A raging political battle over Obamacare came to an abrupt end Wednesday when the Virginia legislature—controlled by Republicans—voted to expand Medicaid under the health law. Newly elected Democratic Governor Ralph Northam is expected to sign the legislation, which is projected to extend health coverage to some 400,000 low-income Virginia residents.
The four-year-long path to Medicaid expansion has been a bumpy one in Virginia, which has elected a string of Obamacare-supporting politicians to statewide and federal office but still been largely controlled by Republicans who slam all things Obamacare in the state legislature. Gridlock has consistently marred the process, with a number of seemingly winning compromises between the parties ultimately going down in flames—especially as the Affordable Care Act’s ultimate fate was in limbo while Congress and the Trump administration debated the best way to repeal it.
A number of political realities appear to have reshaped that calculus: Northam’s nearly nine-point win in the 2017 gubernatorial election; a wave of Medicaid expansion-touting Virginia lawmakers’ victories in the General Assembly; and Congress’ failure to repeal Obamacare (and its Medicaid expansion) despite multiple tries. While Congress did nix Obamacare’s individual mandate to carry health insurance as part of the tax law signed by President Trump late last year, most of its major provisions—including the popular Medicaid expansion aimed at households earning just 138% of the Federal Poverty Level (or about $35,000 for a family of four)—remain in effect.

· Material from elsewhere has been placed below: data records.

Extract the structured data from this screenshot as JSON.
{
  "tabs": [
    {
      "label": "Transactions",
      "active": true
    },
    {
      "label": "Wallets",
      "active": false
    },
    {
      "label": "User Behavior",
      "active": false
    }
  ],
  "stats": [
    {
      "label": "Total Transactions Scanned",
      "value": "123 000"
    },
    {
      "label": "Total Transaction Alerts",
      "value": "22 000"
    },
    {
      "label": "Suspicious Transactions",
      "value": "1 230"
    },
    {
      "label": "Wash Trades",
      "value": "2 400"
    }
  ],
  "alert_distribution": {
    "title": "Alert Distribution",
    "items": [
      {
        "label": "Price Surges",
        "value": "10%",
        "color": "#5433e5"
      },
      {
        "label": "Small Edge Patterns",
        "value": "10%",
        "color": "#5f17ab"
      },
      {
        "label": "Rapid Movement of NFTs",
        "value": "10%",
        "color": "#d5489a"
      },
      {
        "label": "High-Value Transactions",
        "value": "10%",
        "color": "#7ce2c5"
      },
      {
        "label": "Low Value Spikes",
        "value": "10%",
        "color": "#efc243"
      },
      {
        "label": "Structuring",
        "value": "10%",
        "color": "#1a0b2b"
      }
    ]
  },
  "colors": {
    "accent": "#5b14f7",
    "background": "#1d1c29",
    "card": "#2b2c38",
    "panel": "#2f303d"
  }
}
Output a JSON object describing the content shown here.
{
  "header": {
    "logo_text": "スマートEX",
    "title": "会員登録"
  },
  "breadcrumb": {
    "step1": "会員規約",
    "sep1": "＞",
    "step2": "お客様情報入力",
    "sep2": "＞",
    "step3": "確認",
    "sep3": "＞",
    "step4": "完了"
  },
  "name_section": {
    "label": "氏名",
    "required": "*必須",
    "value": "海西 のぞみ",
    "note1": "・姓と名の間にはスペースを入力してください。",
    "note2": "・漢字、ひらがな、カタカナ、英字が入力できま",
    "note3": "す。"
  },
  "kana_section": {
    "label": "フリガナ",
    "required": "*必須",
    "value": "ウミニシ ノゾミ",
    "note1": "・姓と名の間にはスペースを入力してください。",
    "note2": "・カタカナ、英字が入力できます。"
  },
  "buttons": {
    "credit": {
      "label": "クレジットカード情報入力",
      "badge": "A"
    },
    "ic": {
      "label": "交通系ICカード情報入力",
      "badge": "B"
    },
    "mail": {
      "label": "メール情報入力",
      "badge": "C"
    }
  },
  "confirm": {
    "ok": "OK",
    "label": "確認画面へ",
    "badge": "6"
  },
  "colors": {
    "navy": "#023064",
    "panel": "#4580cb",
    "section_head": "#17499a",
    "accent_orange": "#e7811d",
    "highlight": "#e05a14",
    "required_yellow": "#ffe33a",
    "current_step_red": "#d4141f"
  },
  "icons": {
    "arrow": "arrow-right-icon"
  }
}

Virginia’s Medicaid expansion decision could have broader implications; 33 states plus DC have embraced the expansion to date, according to the Kaiser Family Foundation. It’s an open question whether more states will jump on the bandwagon given the failure of Obamacare repeal and Medicaid’s popularity. There has been a deep imbalance in the uninsured rate in states that expand Medicaid versus those that don’t.
Read on for the day’s news.
Vertex, CRISPR sickle cell trial put on hold. The Food and Drug Administration (FDA) sent Crispr Therapeutics stock crashing as the regulator placed a clinical hold on Vertex and Crispr’s experimental gene editing treatment for sickle cell disease. The decision may at least temporarily delay the launch of early-stage human trials for CTX001; it’s unclear exactly what led to the holdup. (FierceBiotech)
ASCO cometh. The world’s largest cancer conference begins tomorrow. The American Society of Clinical Oncology meeting in Chicago attracts 30,000-plus people every year; stay tuned for the takeaways over the next week.
MoviePass Has a Risky Plan to Stay Alive: Make Its Own Movies, by Aric Jenkins
Canon Won’t Sell Film Cameras Anymore, by Emily Price
Facebook Messenger Kids No Longer Requires Children’s Parents to Become Friends, by Jonathan Sperling
|Produced by Sy Mukherjee|